Only lines containing "title" are wanted from the data below. Copy those lines.
*** Provided information ***
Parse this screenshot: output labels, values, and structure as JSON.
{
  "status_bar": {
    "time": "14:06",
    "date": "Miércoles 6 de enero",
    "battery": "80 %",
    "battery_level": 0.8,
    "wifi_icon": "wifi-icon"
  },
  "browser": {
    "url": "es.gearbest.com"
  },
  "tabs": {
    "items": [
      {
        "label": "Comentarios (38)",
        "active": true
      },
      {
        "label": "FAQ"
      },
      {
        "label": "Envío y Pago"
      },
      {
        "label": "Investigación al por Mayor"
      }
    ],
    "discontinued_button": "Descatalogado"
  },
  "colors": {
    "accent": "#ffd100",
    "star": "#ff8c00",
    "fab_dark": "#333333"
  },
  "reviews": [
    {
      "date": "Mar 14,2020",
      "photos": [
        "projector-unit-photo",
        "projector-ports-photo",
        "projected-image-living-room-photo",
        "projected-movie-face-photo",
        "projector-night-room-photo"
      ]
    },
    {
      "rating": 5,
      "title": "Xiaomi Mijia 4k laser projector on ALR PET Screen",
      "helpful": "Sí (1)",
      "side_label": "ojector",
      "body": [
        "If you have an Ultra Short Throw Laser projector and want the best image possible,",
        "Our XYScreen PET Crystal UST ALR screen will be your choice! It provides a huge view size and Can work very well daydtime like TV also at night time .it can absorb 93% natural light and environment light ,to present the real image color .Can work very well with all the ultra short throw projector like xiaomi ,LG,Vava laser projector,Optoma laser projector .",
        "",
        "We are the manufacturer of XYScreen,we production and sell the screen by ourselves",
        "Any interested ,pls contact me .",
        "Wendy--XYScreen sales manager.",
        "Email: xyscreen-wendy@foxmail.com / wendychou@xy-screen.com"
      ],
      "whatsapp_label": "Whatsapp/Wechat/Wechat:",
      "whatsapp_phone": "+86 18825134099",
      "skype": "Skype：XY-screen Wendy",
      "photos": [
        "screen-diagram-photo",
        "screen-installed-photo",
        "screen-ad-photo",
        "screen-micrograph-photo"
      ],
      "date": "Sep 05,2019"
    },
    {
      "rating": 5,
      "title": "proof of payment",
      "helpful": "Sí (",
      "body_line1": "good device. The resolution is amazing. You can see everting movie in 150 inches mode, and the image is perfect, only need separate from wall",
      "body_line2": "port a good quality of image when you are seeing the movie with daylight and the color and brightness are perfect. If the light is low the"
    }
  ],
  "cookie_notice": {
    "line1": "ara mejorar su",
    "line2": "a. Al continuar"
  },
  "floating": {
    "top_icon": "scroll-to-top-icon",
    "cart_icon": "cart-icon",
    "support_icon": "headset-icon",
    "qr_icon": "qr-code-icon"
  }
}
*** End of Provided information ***
■ **Task solution**
      "title": "Xiaomi Mijia 4k laser projector on ALR PET Screen",
      "title": "proof of payment",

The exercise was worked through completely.